What you have to do — Below are records; work out how many of their lines contain the word "color" and reply with the number only.

Input data —
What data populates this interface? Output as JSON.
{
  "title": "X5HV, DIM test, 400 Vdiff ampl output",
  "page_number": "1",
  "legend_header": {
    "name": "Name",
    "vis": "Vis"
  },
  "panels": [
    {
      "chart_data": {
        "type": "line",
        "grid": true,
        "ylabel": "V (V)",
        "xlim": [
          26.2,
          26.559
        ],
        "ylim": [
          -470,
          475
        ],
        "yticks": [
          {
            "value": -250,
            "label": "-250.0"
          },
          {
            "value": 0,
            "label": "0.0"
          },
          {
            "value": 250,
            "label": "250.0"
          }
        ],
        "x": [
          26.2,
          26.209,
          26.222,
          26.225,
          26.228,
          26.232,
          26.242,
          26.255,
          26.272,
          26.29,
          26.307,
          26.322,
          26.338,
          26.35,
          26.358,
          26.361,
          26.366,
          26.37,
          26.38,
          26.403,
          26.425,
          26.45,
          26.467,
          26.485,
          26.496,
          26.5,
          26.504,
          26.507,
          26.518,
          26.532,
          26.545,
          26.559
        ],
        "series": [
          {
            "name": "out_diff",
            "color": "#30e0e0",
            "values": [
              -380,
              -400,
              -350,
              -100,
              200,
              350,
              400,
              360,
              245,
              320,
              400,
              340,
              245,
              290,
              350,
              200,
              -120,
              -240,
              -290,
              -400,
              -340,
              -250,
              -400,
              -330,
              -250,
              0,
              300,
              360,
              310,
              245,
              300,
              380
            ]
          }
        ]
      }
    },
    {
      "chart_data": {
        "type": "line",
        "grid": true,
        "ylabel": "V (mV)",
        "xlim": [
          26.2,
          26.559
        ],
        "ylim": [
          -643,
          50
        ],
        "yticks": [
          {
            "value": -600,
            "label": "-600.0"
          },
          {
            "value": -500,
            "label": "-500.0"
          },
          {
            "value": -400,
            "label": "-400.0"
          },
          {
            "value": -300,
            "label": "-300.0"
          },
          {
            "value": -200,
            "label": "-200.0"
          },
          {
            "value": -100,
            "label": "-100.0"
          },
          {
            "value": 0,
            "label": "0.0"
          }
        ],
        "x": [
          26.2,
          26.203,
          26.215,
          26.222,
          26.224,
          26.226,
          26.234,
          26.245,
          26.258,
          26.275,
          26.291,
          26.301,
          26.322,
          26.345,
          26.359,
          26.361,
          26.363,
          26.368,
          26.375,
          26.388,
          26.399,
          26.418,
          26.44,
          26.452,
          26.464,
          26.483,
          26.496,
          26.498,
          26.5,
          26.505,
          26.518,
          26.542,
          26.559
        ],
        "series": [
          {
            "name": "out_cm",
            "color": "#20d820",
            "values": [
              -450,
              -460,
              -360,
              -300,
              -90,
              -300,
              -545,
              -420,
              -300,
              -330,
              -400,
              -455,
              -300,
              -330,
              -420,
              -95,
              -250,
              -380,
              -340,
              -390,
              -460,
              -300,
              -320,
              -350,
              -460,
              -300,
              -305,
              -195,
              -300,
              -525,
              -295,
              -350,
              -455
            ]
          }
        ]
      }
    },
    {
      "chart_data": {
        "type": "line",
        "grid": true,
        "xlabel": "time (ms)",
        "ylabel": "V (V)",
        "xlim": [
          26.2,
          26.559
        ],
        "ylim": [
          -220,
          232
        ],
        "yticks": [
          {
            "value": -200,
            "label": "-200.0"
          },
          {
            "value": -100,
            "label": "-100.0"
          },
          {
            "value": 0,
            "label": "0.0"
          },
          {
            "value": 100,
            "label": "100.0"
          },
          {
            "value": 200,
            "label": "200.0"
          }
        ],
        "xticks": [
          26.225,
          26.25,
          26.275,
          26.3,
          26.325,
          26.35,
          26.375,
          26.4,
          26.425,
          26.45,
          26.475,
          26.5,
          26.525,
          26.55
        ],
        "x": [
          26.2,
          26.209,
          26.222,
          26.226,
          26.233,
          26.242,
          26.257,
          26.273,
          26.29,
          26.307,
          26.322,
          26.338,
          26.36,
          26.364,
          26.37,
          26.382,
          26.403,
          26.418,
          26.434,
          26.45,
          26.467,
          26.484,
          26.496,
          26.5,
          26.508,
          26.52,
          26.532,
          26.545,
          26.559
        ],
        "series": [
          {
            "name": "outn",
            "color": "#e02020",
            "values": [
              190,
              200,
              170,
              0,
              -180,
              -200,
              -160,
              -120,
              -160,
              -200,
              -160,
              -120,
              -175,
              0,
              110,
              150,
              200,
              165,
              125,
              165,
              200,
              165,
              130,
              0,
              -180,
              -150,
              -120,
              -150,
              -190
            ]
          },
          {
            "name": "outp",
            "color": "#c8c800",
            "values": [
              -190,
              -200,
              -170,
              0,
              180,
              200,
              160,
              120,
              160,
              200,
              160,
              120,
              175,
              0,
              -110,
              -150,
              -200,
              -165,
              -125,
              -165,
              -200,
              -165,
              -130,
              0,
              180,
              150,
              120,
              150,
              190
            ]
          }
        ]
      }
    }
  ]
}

Response area — 4